Problem to solve → Search the entries for lines that contain the word "Balance", and report each one found.
-- -- --
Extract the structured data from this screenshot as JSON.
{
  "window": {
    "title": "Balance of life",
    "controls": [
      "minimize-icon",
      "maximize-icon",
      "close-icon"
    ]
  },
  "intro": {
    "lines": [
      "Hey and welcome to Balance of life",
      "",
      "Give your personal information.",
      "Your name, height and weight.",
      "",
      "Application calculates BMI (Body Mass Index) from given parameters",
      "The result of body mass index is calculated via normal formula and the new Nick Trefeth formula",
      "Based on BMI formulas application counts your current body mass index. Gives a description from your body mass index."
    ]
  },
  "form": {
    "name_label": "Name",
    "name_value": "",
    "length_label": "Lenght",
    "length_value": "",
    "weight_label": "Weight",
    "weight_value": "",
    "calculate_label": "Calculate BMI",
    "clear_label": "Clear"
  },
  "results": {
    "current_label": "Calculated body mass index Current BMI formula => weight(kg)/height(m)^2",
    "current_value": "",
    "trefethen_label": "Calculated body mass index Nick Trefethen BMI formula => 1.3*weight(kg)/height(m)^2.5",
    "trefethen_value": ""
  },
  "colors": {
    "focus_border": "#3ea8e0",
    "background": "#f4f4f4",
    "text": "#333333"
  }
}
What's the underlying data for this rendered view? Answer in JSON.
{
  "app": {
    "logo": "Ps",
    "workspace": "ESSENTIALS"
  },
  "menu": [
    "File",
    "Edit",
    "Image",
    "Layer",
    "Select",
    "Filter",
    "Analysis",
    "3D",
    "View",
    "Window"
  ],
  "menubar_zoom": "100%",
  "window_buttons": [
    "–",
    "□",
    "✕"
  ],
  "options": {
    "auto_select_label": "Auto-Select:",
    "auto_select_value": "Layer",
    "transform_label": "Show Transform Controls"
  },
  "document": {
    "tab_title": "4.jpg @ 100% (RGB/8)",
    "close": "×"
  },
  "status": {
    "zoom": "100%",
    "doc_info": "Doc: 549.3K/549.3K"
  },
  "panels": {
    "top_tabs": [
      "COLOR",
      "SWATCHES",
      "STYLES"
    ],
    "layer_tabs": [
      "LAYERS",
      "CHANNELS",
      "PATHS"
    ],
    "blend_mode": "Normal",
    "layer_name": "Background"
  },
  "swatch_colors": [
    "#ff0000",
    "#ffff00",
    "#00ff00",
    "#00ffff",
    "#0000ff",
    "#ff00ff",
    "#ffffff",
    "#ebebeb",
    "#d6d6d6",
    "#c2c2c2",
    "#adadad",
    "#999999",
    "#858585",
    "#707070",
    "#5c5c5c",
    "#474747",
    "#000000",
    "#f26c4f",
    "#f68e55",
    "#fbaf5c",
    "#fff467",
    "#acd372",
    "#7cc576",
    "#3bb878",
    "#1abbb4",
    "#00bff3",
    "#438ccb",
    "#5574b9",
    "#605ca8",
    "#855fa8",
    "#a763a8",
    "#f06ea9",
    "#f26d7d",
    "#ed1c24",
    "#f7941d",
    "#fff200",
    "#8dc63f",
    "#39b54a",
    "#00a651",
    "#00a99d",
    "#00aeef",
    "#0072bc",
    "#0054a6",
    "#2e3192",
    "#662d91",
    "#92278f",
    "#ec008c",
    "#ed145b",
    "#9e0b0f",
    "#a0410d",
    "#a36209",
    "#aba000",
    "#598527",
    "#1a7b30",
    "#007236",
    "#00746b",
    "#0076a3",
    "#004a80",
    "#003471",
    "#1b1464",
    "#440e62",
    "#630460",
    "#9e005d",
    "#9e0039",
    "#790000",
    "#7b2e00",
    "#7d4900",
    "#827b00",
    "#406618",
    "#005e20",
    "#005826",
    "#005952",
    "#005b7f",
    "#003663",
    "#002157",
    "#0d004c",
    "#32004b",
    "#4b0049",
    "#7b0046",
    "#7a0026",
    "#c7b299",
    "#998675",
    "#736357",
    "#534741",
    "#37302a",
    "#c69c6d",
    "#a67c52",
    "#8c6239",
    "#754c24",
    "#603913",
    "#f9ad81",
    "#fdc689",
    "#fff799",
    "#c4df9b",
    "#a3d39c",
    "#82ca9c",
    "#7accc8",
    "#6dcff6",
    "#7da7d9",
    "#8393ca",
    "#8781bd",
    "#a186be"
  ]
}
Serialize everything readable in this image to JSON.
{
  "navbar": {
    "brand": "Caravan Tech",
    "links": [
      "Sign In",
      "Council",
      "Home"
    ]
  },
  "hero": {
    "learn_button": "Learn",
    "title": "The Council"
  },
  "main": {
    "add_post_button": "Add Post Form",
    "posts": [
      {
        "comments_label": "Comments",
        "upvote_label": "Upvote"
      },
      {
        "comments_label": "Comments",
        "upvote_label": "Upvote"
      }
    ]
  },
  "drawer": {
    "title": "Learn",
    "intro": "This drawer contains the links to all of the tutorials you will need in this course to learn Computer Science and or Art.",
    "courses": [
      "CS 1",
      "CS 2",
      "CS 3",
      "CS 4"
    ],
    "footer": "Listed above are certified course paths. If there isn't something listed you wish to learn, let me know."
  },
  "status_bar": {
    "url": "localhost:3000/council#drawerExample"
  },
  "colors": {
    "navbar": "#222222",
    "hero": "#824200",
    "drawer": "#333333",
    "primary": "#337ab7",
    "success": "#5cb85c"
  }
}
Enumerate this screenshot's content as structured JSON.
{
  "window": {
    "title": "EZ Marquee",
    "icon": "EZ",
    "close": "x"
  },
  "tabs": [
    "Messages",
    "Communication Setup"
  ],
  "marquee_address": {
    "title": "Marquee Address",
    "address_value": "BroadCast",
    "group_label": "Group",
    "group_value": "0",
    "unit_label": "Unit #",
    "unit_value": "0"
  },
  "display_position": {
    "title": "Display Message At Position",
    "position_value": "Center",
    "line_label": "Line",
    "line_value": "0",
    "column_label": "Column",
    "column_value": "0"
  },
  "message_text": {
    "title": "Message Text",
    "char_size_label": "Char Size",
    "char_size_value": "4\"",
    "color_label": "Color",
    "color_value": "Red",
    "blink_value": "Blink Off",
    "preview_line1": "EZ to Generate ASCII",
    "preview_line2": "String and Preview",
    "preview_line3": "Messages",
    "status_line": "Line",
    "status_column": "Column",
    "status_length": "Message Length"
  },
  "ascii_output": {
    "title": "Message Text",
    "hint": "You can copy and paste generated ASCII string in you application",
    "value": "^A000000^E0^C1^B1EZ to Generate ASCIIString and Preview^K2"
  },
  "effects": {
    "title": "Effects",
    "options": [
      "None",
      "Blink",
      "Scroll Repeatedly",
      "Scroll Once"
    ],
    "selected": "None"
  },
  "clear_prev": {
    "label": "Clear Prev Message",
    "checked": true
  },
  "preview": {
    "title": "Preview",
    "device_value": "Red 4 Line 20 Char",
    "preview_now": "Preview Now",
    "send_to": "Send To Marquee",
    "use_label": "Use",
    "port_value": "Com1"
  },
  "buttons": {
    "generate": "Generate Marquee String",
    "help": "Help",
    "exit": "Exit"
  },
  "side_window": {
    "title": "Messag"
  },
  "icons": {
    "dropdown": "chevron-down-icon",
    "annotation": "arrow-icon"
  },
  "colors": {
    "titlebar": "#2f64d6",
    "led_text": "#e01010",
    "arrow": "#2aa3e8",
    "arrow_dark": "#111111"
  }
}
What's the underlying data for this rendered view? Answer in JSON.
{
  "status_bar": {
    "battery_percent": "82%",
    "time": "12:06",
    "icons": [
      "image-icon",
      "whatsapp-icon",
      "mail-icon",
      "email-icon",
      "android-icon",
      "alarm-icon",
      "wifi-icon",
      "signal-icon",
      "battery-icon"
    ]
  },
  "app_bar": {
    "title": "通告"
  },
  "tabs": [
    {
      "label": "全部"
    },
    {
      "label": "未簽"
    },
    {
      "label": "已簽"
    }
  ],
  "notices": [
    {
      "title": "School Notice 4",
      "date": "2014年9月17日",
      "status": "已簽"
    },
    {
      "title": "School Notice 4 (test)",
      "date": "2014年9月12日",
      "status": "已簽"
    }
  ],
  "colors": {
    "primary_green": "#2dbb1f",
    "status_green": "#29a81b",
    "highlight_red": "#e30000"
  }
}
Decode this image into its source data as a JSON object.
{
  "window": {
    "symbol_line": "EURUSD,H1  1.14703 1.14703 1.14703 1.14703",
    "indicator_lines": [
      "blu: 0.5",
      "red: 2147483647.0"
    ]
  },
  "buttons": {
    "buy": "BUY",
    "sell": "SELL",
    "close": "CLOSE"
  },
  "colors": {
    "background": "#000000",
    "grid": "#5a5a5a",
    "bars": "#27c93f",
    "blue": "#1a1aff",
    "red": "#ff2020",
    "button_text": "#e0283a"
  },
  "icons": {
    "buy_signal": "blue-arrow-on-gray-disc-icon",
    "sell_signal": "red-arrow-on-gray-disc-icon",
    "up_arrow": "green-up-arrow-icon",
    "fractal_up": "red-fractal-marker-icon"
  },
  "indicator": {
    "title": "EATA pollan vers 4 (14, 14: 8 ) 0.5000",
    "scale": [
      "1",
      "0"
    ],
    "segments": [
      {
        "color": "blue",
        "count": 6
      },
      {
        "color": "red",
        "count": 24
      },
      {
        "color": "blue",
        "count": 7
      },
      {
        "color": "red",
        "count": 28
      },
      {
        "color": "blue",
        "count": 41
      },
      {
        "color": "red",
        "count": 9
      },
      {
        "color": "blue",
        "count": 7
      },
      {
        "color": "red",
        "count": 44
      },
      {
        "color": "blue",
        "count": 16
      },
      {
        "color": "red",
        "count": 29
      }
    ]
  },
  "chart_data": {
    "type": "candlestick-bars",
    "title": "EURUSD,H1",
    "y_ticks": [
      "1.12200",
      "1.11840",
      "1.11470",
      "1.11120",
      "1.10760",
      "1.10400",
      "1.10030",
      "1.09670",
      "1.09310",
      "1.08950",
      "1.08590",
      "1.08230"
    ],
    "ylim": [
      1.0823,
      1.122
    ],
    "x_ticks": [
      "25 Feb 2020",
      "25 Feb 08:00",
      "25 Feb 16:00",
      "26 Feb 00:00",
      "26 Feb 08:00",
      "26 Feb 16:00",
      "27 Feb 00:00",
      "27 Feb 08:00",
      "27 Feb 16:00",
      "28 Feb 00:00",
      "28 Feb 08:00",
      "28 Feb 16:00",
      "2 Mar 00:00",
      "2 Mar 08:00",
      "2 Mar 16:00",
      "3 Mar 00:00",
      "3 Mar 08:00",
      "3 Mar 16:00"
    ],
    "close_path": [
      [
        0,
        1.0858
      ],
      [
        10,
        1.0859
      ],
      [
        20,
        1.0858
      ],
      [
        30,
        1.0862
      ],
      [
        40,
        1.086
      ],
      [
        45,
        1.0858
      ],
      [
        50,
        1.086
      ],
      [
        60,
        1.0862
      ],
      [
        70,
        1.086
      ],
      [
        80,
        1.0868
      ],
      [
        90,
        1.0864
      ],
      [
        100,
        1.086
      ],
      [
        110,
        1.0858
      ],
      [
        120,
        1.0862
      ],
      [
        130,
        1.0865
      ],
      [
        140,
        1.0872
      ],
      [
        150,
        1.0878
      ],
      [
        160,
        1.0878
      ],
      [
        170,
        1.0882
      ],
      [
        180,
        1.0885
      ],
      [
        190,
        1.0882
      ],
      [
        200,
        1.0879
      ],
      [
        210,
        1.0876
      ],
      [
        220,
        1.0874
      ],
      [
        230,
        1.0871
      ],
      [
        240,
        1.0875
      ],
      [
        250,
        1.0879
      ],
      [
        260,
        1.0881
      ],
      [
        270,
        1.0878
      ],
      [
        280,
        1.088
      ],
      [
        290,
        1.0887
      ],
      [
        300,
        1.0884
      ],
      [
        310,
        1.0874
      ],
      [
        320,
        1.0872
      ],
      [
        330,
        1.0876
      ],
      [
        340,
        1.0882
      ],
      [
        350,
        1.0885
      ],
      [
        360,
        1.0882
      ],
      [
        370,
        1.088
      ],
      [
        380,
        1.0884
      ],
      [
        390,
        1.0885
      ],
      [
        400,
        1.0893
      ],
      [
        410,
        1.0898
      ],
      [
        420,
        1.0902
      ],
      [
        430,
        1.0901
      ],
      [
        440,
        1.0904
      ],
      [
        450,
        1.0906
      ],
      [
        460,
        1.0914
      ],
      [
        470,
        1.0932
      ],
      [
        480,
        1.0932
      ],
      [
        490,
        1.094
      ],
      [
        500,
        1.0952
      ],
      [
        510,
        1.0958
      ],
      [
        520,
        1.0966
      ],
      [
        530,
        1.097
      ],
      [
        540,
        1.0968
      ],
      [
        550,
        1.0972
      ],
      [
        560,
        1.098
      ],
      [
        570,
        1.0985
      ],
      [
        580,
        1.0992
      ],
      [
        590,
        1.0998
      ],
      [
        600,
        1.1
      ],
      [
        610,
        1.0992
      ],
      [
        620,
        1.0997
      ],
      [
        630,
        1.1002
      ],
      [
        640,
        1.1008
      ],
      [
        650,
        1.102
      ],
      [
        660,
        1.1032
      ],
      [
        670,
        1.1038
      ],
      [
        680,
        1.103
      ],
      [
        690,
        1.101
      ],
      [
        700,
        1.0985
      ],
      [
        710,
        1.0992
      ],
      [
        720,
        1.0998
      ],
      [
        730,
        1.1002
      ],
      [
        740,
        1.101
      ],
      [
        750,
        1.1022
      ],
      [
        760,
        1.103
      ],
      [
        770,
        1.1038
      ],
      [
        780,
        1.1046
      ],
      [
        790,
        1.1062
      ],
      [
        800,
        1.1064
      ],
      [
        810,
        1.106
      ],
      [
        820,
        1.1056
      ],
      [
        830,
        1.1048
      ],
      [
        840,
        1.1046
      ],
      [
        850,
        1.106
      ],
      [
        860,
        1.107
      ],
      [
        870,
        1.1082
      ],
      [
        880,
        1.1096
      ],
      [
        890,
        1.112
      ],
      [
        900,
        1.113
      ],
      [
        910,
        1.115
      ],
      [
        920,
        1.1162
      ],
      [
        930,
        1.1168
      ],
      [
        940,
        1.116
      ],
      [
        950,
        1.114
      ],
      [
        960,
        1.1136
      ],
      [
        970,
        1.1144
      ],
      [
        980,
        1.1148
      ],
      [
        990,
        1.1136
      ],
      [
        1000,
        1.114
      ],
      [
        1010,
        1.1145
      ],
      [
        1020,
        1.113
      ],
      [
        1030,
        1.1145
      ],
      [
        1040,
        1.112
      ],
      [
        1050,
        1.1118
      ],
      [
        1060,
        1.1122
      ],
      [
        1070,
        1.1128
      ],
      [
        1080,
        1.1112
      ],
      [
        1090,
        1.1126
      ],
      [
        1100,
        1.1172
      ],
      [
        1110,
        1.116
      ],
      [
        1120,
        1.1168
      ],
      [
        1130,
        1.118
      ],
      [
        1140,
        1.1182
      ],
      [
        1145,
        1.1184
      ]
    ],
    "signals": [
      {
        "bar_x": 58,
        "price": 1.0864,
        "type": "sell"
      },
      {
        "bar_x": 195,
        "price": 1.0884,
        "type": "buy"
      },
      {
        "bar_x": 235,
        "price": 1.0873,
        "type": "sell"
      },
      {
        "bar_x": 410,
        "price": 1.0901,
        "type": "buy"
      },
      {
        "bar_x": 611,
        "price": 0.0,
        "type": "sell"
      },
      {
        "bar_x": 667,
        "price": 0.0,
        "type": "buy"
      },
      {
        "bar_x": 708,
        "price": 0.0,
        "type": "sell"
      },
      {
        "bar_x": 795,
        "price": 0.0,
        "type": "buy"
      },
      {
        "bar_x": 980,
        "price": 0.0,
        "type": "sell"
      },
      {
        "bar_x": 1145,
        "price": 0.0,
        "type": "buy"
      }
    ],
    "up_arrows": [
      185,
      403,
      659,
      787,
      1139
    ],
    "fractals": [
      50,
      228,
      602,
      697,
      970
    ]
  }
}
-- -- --
Your solution →
    "title": "Balance of life",
      "Hey and welcome to Balance of life",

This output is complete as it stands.